  8. 8. Con’t • Standards • Policies • Guidelines • Protocols on line (180) Planning/Approval/ Costing/Implementation
  9. 9. • Outcomes evaluation (with tumor groups) • Education “ • Research “ • Strategic and financial planning • Pharmacoeconomics
  10. 10. Professional Treatment Guidelines • American Society of Clinical Oncology • Canadian Medical Association • Various national/international professional societies
  11. 11. Canadian (National) Guidelines • Well-developed adjuvant breast cancer guidelines • Strengths: – Expert/multidisciplinary/multiprovincial unifying standard • Weakness: – Protracted consultation process – Difficulty to be timely when patients/doctors anxious for access – Provincial Ministries of Health require early budget advice
  12. 12. Provincial Guidelines • Cancer Care Ontario – Sophisticated guideline process – Centrally coordinated and lead (Dr. George Browman) – Clearly defined process • Various levels of guideline development in other provinces – Labour intensive but – Good local “buy in”
  13. 13. CANADIAN GUIDELINE DEVELOPMENT An evolving process: • Canadian Association of Provincial Cancer Agencies (CAPCA) • Various CAPCA Advisory Committees • Interprovincial Drug Strategies and Guidelines Working Group (IDSGWG) • IDSGWG Extranet: Provincial formularies, guidelines • Canadian Strategy for Cancer Control (Health Canada/CAPCA/CCS/NCIC)
  14. 14. CANADIAN STRATEGY FOR CANCER CONTROL/CAPCA/CCS/NCIC Guideline Development Project • Leader - Dr. G. Browman • Workshop September 2002, Ottawa • Broad Scope: – Prevention – Screening – Therapy – Supportive care – Palliative Care • Agreement to strike expert working groups
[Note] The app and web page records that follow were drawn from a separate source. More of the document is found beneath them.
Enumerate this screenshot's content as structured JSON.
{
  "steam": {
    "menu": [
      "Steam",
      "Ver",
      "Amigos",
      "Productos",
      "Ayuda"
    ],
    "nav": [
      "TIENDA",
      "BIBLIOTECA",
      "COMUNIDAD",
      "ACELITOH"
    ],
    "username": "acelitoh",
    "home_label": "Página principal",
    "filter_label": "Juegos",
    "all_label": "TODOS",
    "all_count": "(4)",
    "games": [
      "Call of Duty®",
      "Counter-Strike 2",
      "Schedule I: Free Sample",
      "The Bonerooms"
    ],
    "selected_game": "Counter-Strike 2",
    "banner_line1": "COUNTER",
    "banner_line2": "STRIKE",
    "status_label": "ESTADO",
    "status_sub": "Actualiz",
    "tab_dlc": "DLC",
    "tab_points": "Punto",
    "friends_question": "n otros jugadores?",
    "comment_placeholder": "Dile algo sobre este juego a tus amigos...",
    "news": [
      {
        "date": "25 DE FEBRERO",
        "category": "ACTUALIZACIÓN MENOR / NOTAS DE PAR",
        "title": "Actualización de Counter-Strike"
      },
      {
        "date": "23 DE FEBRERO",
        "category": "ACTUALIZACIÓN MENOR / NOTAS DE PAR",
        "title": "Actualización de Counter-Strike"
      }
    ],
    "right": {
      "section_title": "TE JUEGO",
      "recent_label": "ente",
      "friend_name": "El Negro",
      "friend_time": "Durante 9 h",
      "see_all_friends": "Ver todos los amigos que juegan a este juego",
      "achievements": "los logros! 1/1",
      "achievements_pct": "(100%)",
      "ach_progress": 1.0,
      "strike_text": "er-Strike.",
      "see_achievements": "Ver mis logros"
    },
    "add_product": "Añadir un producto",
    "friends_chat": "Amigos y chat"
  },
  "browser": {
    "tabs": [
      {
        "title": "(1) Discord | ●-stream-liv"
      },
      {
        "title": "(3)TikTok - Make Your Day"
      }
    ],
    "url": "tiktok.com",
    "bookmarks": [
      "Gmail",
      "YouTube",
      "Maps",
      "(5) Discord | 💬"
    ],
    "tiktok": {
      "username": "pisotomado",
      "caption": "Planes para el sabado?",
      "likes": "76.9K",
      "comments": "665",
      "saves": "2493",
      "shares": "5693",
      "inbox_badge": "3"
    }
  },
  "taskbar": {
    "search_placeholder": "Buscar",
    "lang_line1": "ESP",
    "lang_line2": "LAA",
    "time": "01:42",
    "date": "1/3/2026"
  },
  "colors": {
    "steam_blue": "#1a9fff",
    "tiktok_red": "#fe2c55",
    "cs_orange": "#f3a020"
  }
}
  15. 15. • National coordinating infrastructure proposed • Respectful of existing initiatives • Build capacity/methodologies • Set priorities • Conduct inventory • Facilitate patient/public versions
  16. 16. Con’t • Dissemination/implementation/ evaluation/updating/after care • Research • Education for primary health care providers
  17. 17. Do We Need National Consensus? Therapy Guidelines Provinces are more similar than different BUT Major differences exist in several areas
  18. 18. Con’t • Access to: – First line Gleevec (imatinab) for chronic myeloid leukemia – CHOP + Rituximab for first line aggressive lymphomas – Bisphosphonates – Oxaliplatin for colon cancer – Variable funding policies for “take-home” drugs • Will some problems be solved by Kirby or Romanow Report?
  19. 19. • Lack of symptom management/palliative guidelines • Psychosocial support guidelines not clearly understood or developed (confusion re: “funding” versus “guidelines”)
  20. 20. • Will Canadian guidelines be timely and feasible? • Enhance consistency? • Improve outcomes? • Improve access? • Improve cost effectiveness? • Support implementation?
  21. 21. Questions • Are Canadian clinical practice guidelines a positive or negative influence on standards of care and access to care? • Will Canadian guidelines be achievable in a timely fashion and be responsive to new evidence?